Could you copy out every line of the data where the word "this" occurs?

# Extracted entries
------------------------------------

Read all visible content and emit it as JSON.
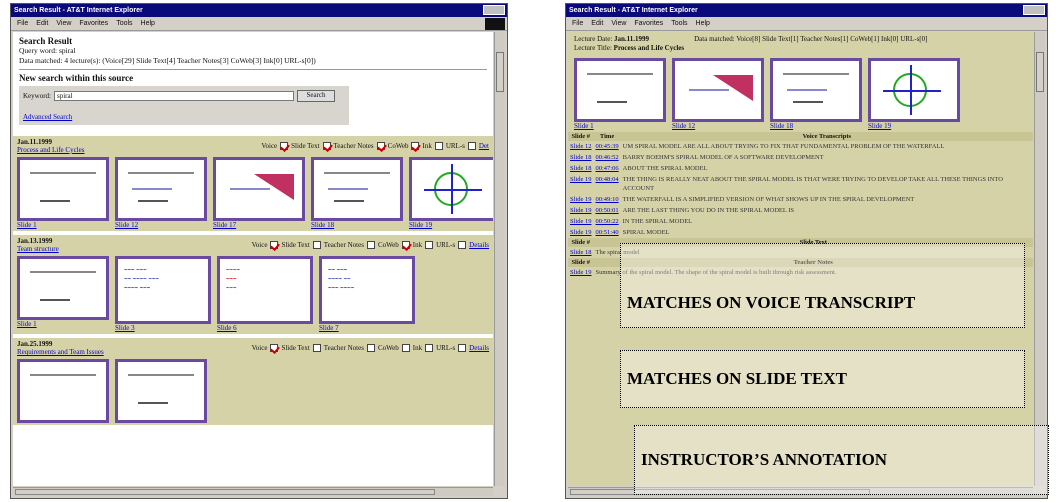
{
  "left_window": {
    "title": "Search Result - AT&T Internet Explorer",
    "menu": [
      "File",
      "Edit",
      "View",
      "Favorites",
      "Tools",
      "Help"
    ],
    "search_result": {
      "heading": "Search Result",
      "query_line": "Query word: spiral",
      "data_line": "Data matched: 4 lecture(s): (Voice[29] Slide Text[4] Teacher Notes[3] CoWeb[3] Ink[0] URL-s[0])"
    },
    "new_search": {
      "heading": "New search within this source",
      "keyword_label": "Keyword:",
      "keyword_value": "spiral",
      "button": "Search",
      "advanced": "Advanced Search"
    },
    "lectures": [
      {
        "date": "Jan.11.1999",
        "title": "Process and Life Cycles",
        "filters": [
          {
            "label": "Voice",
            "checked": true
          },
          {
            "label": "Slide Text",
            "checked": true
          },
          {
            "label": "Teacher Notes",
            "checked": true
          },
          {
            "label": "CoWeb",
            "checked": true
          },
          {
            "label": "Ink",
            "checked": false
          },
          {
            "label": "URL-s",
            "checked": false
          }
        ],
        "details": "Det",
        "slides": [
          "Slide 1",
          "Slide 12",
          "Slide 17",
          "Slide 18",
          "Slide 19"
        ]
      },
      {
        "date": "Jan.13.1999",
        "title": "Team structure",
        "filters": [
          {
            "label": "Voice",
            "checked": true
          },
          {
            "label": "Slide Text",
            "checked": false
          },
          {
            "label": "Teacher Notes",
            "checked": false
          },
          {
            "label": "CoWeb",
            "checked": true
          },
          {
            "label": "Ink",
            "checked": false
          },
          {
            "label": "URL-s",
            "checked": false
          }
        ],
        "details": "Details",
        "slides": [
          "Slide 1",
          "Slide 3",
          "Slide 6",
          "Slide 7"
        ]
      },
      {
        "date": "Jan.25.1999",
        "title": "Requirements and Team Issues",
        "filters": [
          {
            "label": "Voice",
            "checked": true
          },
          {
            "label": "Slide Text",
            "checked": false
          },
          {
            "label": "Teacher Notes",
            "checked": false
          },
          {
            "label": "CoWeb",
            "checked": false
          },
          {
            "label": "Ink",
            "checked": false
          },
          {
            "label": "URL-s",
            "checked": false
          }
        ],
        "details": "Details",
        "slides": []
      }
    ]
  },
  "right_window": {
    "title": "Search Result - AT&T Internet Explorer",
    "menu": [
      "File",
      "Edit",
      "View",
      "Favorites",
      "Tools",
      "Help"
    ],
    "lecture_date_label": "Lecture Date:",
    "lecture_date": "Jan.11.1999",
    "lecture_title_label": "Lecture Title:",
    "lecture_title": "Process and Life Cycles",
    "data_matched": "Data matched: Voice[8] Slide Text[1] Teacher Notes[1] CoWeb[1] Ink[0] URL-s[0]",
    "slides": [
      "Slide 1",
      "Slide 12",
      "Slide 18",
      "Slide 19"
    ],
    "voice_header": [
      "Slide #",
      "Time",
      "Voice Transcripts"
    ],
    "voice_rows": [
      {
        "slide": "Slide 12",
        "time": "00:45:39",
        "text": "UM SPIRAL MODEL ARE ALL ABOUT TRYING TO FIX THAT FUNDAMENTAL PROBLEM OF THE WATERFALL"
      },
      {
        "slide": "Slide 18",
        "time": "00:46:52",
        "text": "BARRY BOEHM'S SPIRAL MODEL OF A SOFTWARE DEVELOPMENT"
      },
      {
        "slide": "Slide 18",
        "time": "00:47:06",
        "text": "ABOUT THE SPIRAL MODEL"
      },
      {
        "slide": "Slide 19",
        "time": "00:48:04",
        "text": "THE THING IS REALLY NEAT ABOUT THE SPIRAL MODEL IS THAT WERE TRYING TO DEVELOP TAKE ALL THESE THINGS INTO ACCOUNT"
      },
      {
        "slide": "Slide 19",
        "time": "00:49:10",
        "text": "THE WATERFALL IS A SIMPLIFIED VERSION OF WHAT SHOWS UP IN THE SPIRAL DEVELOPMENT"
      },
      {
        "slide": "Slide 19",
        "time": "00:50:01",
        "text": "ARE THE LAST THING YOU DO IN THE SPIRAL MODEL IS"
      },
      {
        "slide": "Slide 19",
        "time": "00:50:22",
        "text": "IN THE SPIRAL MODEL"
      },
      {
        "slide": "Slide 19",
        "time": "00:51:40",
        "text": "SPIRAL MODEL"
      }
    ],
    "slide_text_header": [
      "Slide #",
      "Slide Text"
    ],
    "slide_text_rows": [
      {
        "slide": "Slide 18",
        "text": "The spiral model"
      }
    ],
    "teacher_header": [
      "Slide #",
      "Teacher Notes"
    ],
    "teacher_rows": [
      {
        "slide": "Slide 19",
        "text": "Summary of the spiral model. The shape of the spiral model is built through risk assessment."
      }
    ]
  },
  "overlays": {
    "voice": "MATCHES ON VOICE TRANSCRIPT",
    "slide_text": "MATCHES ON SLIDE TEXT",
    "annotation": "INSTRUCTOR’S ANNOTATION"
  }
}
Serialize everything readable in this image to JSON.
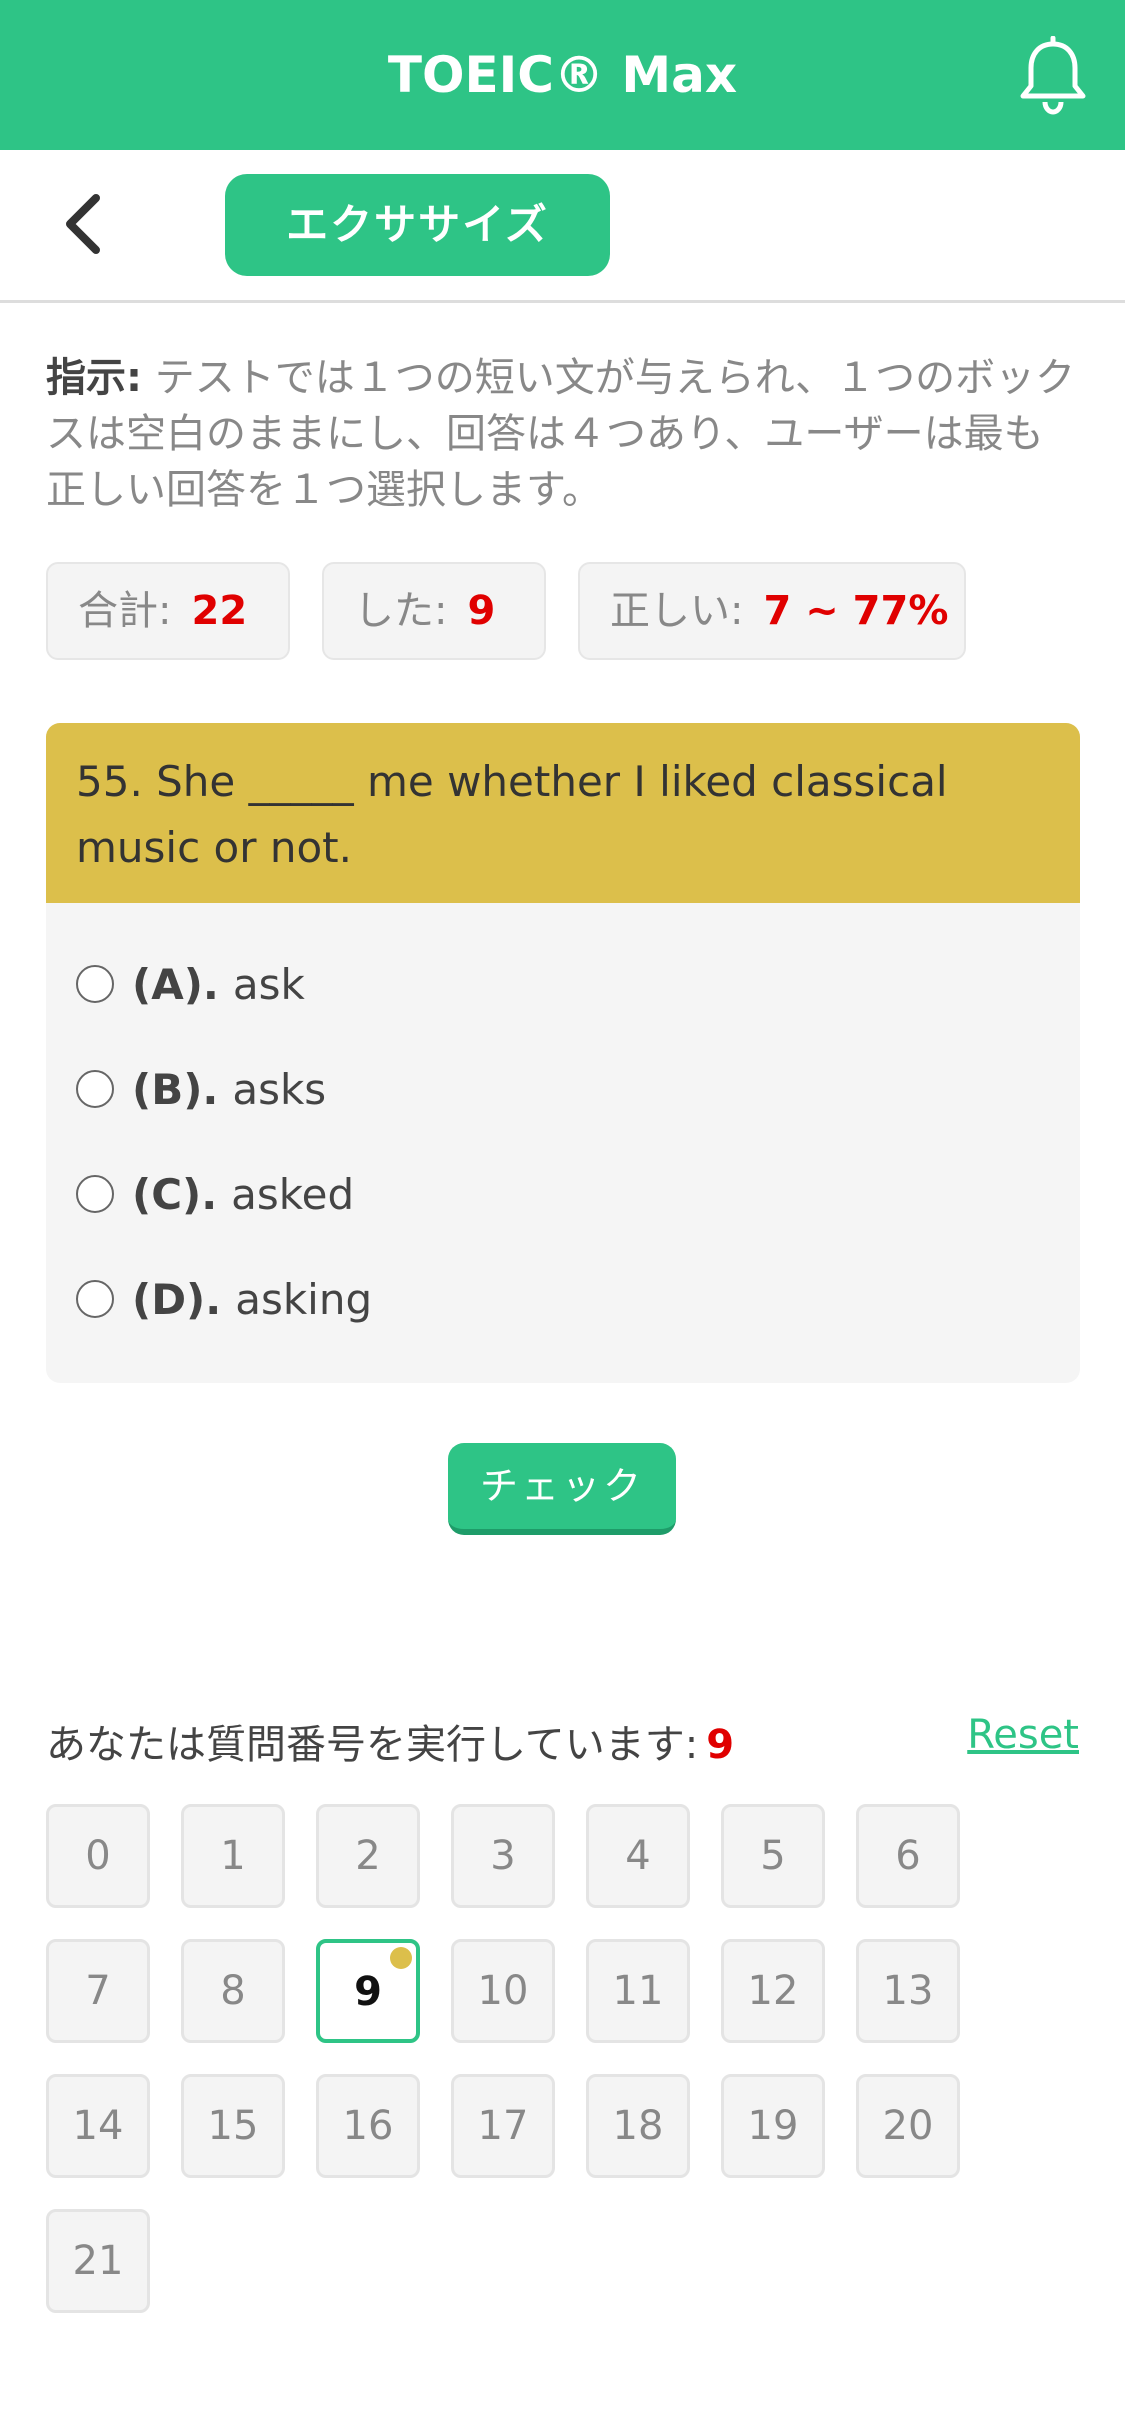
{
  "app": {
    "title": "TOEIC® Max"
  },
  "subbar": {
    "tab_label": "エクササイズ"
  },
  "instruction": {
    "label": "指示:",
    "text": " テストでは１つの短い文が与えられ、１つのボックスは空白のままにし、回答は４つあり、ユーザーは最も正しい回答を１つ選択します。"
  },
  "stats": {
    "total_label": "合計:",
    "total_value": "22",
    "done_label": "した:",
    "done_value": "9",
    "correct_label": "正しい:",
    "correct_value": "7 ~ 77%"
  },
  "question": {
    "text": "55. She _____ me whether I liked classical music or not.",
    "options": [
      {
        "letter": "(A).",
        "text": "ask"
      },
      {
        "letter": "(B).",
        "text": "asks"
      },
      {
        "letter": "(C).",
        "text": "asked"
      },
      {
        "letter": "(D).",
        "text": "asking"
      }
    ]
  },
  "check_button": "チェック",
  "progress": {
    "label": "あなたは質問番号を実行しています:",
    "current": "9",
    "reset": "Reset"
  },
  "numbers": [
    "0",
    "1",
    "2",
    "3",
    "4",
    "5",
    "6",
    "7",
    "8",
    "9",
    "10",
    "11",
    "12",
    "13",
    "14",
    "15",
    "16",
    "17",
    "18",
    "19",
    "20",
    "21"
  ],
  "colors": {
    "accent": "#2ec486",
    "question_bg": "#dcbf4b",
    "highlight": "#e00000"
  },
  "icons": {
    "bell": "bell-icon",
    "back": "chevron-left-icon"
  }
}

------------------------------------

# Your solution
      "heading": "New search within this source",
Serialize everything readable in this image to JSON.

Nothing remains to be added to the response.